To dad, life was one big adventure. He loved to travel and sightsee, and he thought going to the same place twice was just silly! He was a rock hound of the highest degree, and loved to mine for opals, topaz, obsidian, jasper – really, any rock was fair game. Then he would bring them home and make beautiful jewelry set in silver. Working in his shop was his passion. He found the beauty inside any rock, even polishing a piece of driveway gravel once to find a beautiful gem inside.
He traveled extensively with Jeanine, always planning fun trips. Among many other things, they spent a month in Belize; they camped in the back of their pickup while he rock hounded and she sketched and painted; they traveled in their RV and they had a great canoe adventure in the Great Lakes. He went to Italy twice (different cities!) and took a cruise that visited Croatia and Greece, he traveled all over the United States and he backpacked high up in the Rockies. He loved camping, fishing, gardening and living off the land.
When we were a young family, we moved often as dad climbed the corporate ladder, finally ending up near Cincinnati as the director of the largest chain of bakeries in the world (at the time). He learned to bake at the age of 14 while he worked sweeping and cleaning a German bakery. He spent most of the rest of his life in food service – catering, baking, decorating cakes and running the bakeries in grocery stores. He had great business sense and worked very hard to provide for his family.
Above and beyond all that, dad loved his Heavenly Father and his Elder Brother, Jesus Christ. He was a devoted member of the Church of Jesus Christ of Latter-Day Saints.
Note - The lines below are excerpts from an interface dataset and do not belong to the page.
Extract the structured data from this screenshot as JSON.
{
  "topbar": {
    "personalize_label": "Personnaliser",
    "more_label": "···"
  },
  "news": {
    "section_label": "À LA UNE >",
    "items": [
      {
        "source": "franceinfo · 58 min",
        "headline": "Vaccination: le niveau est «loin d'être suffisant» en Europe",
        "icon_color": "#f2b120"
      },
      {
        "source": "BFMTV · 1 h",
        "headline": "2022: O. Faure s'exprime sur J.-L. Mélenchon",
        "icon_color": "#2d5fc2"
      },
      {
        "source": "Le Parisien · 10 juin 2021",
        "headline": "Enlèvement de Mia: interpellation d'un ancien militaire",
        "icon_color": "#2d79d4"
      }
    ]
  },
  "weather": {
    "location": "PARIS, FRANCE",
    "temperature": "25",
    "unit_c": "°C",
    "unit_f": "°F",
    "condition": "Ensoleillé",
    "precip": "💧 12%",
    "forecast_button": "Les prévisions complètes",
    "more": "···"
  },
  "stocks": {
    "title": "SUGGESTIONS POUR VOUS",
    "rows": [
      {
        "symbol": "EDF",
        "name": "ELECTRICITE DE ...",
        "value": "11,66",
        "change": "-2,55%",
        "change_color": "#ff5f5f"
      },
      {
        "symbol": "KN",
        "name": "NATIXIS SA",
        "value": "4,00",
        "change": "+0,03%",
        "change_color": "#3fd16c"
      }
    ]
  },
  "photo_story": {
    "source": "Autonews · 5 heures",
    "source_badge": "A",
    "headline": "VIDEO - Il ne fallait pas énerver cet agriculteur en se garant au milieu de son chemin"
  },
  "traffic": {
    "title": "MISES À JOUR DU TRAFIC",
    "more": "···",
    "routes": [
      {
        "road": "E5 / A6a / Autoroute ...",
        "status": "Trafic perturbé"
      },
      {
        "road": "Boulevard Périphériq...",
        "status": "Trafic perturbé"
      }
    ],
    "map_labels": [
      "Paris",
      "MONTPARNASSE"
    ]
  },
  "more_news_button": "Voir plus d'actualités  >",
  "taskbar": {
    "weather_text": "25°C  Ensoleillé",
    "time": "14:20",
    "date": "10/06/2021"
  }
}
He lived the gospel every day, prayed for his family every day, and served in many callings over the years. He was generous, kind, and wanted to emulate his Savior in all he did.
He spent the last 6 years living with Tom and Tamara, and he was a blessing to our family. Dad loved to serve others, whether it was by fixing dinner for us or taking a friend out to ice cream. We had big neighborhood BBQ’s in our yard, and dad would fix the most delicious food. He loved going out to breakfast with Elaine and getting visits from the out-of-town sons. He always had a rule – the first time you visit, you’re company. After that, you’re family.
Dad and Jeanine had a very special “bonus” daughter, Chinutsu. She lives in Japan, and came to stay with them several times. First, they took her in as a visiting college student, and she came again as a friend. Chinutsu loved her papasan and mamasan, and they loved their Peanut. They exchanged mail and gifts, and Chinutsu even came back with her husband once. She is very dear to both of them.
For the last few months, Brio Hospice was a great help for dad and a great comfort for us. Nicole and Christina were loving, gentle caregivers, and they, too, became part of our family. I’m especially grateful for Nicole who sat with Tom and me, keeping dad comfortable on his last night and tenderly taking care of all his needs so I could sit and hold his hand.
Services will be held at Russon Mortuary in Syracuse, Utah. On Friday, February 4th, there will be a viewing from 6-8 pm. On Saturday, February 5th, there will be a short viewing from 11:30 to 12:30, and funeral services at 1:00, followed by internment at the Ogden City Cemetary.
Dad requested that no flowers be sent. Also, since he was ready to go and had lived a long, full life, we are celebrating his life. He told us not to cry. But that won’t happen! Wear bright beautiful clothes in his honor, and if he ever gave you a piece of his jewelry, please wear it to the funeral to remember him.